treatment. The study, which was conducted on seeds of species from Blaauwberg Nature Reserve, compared the effect of different temperatures
and times of exposure on the germination of a range of species that are typical of fynbos vegetation.
After grouping the seeds according to their response to the heat treatments, Stuart identified two main groups. One group was
stimulated by smoke without heat, or extended exposure to mildly high temperatures, or did not require any germination cues. These species
were in most cases sensitive to temperatures above 60 degrees Celsius. The other group of species needed exposure to higher temperatures,
germinating best at exposure to 100 degrees Celsius, and not germinating optimally without heat exposure.
According to Stuart, “our study gives us a guideline of what species require heat treatments when planning active
restoration involving sowing seeds of native species.
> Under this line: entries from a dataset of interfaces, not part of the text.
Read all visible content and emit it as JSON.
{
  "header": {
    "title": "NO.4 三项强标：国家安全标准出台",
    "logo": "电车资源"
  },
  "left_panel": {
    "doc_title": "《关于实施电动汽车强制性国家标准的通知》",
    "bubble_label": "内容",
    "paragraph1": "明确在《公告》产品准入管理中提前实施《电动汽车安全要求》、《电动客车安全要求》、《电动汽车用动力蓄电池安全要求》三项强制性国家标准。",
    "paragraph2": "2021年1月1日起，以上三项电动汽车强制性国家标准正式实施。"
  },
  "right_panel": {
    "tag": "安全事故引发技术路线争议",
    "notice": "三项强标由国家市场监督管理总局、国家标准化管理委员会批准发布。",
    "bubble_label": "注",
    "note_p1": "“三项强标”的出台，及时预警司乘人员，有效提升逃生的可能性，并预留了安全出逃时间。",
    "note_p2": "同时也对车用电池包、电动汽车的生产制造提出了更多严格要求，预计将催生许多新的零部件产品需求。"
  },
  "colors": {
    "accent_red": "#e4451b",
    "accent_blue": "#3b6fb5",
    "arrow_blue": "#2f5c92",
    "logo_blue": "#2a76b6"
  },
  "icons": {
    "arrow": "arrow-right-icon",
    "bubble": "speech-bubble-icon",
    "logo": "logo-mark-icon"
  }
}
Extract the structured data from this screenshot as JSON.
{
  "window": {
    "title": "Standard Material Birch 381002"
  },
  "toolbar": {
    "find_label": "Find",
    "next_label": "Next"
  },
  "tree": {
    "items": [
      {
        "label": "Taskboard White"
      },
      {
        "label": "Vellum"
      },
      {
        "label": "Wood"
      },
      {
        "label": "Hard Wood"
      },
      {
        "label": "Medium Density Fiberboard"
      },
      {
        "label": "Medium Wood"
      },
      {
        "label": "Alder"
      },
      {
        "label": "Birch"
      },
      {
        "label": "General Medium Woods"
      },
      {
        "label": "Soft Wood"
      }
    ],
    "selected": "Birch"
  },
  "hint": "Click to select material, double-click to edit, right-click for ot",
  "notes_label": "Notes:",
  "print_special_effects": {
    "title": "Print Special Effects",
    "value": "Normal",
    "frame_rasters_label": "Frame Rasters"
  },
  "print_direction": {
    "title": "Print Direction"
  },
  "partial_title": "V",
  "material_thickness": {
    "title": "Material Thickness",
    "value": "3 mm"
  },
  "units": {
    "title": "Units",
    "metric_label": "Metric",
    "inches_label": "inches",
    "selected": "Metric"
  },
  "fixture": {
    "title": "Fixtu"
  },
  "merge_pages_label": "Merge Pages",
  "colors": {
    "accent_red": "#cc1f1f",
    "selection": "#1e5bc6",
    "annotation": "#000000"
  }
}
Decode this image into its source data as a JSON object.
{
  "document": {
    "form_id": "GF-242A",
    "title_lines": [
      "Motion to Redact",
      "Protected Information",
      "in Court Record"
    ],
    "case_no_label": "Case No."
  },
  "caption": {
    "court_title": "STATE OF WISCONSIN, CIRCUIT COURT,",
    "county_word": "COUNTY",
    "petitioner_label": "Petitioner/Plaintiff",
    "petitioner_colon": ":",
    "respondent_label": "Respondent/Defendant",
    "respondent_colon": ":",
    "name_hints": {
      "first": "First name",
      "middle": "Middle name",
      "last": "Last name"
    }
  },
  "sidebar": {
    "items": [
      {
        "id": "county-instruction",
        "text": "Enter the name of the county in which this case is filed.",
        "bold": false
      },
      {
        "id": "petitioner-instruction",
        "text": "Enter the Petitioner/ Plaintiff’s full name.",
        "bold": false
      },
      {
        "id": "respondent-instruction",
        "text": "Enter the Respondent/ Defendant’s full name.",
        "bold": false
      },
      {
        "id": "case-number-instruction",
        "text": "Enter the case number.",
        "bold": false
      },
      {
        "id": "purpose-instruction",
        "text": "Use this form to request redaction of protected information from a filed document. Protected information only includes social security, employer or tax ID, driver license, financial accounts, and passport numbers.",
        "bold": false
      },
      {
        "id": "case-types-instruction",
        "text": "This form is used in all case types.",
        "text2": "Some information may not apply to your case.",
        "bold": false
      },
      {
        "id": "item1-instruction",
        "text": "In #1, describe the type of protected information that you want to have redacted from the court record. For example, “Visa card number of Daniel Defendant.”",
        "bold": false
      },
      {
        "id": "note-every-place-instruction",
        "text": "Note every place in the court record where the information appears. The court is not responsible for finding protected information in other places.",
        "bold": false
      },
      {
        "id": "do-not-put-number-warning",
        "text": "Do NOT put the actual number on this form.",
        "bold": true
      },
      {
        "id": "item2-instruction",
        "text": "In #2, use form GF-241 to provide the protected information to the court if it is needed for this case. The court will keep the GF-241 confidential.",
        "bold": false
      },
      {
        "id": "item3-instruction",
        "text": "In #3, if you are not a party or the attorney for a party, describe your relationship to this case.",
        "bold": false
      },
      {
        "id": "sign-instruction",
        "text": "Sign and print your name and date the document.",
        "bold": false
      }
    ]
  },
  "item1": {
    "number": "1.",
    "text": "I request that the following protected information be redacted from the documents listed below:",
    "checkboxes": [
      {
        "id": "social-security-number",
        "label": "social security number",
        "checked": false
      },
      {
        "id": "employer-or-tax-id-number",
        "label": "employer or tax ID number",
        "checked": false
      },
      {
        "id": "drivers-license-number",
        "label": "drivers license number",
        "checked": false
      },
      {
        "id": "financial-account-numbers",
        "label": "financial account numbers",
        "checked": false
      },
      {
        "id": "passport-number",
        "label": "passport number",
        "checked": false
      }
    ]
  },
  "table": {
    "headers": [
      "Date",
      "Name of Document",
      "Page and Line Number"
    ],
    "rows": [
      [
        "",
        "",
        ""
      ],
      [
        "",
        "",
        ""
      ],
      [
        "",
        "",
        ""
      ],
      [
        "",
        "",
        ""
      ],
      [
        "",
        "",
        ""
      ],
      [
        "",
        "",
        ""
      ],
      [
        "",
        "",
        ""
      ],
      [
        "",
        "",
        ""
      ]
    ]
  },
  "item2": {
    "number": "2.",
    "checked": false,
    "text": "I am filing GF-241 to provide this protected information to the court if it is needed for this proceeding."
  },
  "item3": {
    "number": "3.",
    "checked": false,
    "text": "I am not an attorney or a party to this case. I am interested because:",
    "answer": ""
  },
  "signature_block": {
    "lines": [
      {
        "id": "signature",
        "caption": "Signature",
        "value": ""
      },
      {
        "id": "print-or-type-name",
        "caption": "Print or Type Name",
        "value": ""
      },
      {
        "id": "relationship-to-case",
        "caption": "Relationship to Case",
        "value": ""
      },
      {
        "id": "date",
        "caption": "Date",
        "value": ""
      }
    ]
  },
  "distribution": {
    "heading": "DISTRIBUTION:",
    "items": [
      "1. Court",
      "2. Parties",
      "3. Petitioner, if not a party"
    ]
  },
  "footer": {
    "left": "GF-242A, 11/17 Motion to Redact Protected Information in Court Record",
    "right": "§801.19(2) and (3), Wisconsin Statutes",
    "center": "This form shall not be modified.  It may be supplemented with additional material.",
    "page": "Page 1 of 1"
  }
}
Previous fynbos heat studies involved species mostly within the pea family (Fabaceae).
Our study showed that species from genera in other families (Trichocephalus within Rhamnaceae and Pelargonium within Geraniaceae) also
respond to heat and smoke treatment, which was not previously proven within the fynbos.”
“Our study further suggests what species are likely to experience depleted seed banks as a result of fires in
ecosystems invaded by alien invasive species,” explains Stuart, lead author of the paper in Austral Ecology.
This study was done in collaboration with Kew and the research undertaken at the Millennium Seed Bank, with financial support from the
Bentham Moxon Trust and the Arcadia Fund, as well as the Working for Water Programme through their collaborative research project on
“Integrated Management of invasive alien species in South Africa”.
Read the paper
Hall, S.A., Newton, R.J., Holmes, P.M.,
Gaertner, M. and Esler, K.J. (2016). Heat and smoke pre-treatment of seeds to improve restoration of an endangered Mediterranean climate
vegetation type. Austral Ecology. DOI: 10.1111/aec.12449
For more information, contact Stuart Hall at email@example.com
C·I·B student Stuart Hall monitoring the germination performance of seeds at research sites at
Blaauwberg Nature Reserve (Photo credit: Dale Slabbert)